Having a look on the graph, you’ll see that the FDIC deposit insurance coverage fund’s overall estimated losses metric intently tracks estimated losses for member-FDIC establishments. The graph form may be very an identical. It spiked in 2008 with the dual disasters of IndyMac and Washington Mutual, then settling again into an ordinary trend inside of a couple of years.
The variation here’s that the FDIC deposit insurance coverage fund doesn’t have to interchange all belongings misplaced by means of failed banks, simply coated buyer deposits. So the FDIC’s exact losses are an order of magnitude lower than the banks’ themselves. The very best annual determine was once $25.8 billion in — stay up for it — 2008.
The FDIC’s deposit insurance coverage fund hasn’t met its goal reserve ratio of two% in additional than twenty years. It hasn’t even come shut.
So must you be anxious that it received’t be there to again you up in case your financial institution fails?
Individually, I wouldn’t be. No less than, now not within the close to long run. Banks fail a lot more hardly ever than they used to — simply 8 since 2017. Even all over acute monetary crises, reminiscent of befell within the past due 2000s, the FDIC made depositors complete with out breaking a sweat. (Despite the fact that the government did have to supply emergency investment for the ones rescues.)

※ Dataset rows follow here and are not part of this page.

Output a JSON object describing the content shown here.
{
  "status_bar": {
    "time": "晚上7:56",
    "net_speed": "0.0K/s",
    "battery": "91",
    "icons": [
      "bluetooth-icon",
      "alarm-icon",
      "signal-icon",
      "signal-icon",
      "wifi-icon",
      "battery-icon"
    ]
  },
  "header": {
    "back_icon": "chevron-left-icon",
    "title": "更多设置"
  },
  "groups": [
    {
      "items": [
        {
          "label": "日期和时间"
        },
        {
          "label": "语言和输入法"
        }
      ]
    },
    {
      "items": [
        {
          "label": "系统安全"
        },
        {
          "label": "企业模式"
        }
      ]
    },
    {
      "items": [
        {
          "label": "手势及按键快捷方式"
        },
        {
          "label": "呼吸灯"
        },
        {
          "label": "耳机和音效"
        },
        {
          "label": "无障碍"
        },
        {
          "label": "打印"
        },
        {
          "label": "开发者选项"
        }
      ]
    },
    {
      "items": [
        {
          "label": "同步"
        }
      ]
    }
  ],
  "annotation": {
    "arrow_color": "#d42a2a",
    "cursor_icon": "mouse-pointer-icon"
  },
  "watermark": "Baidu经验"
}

It could take a monetary disaster considerably worse than this to threaten the FDIC’s solvency, and any kind of breakdown would most likely name the U.S. executive’s reliability into query as smartly. If truth be told, the largest chance to the FDIC framework is most likely a U.S. executive debt default, which might complicate (and in all probability make inconceivable) a federal rescue.
That might come quicker than we’d like. However for now, don’t lose sleep over it. There are extra vital issues to fret about, financially talking.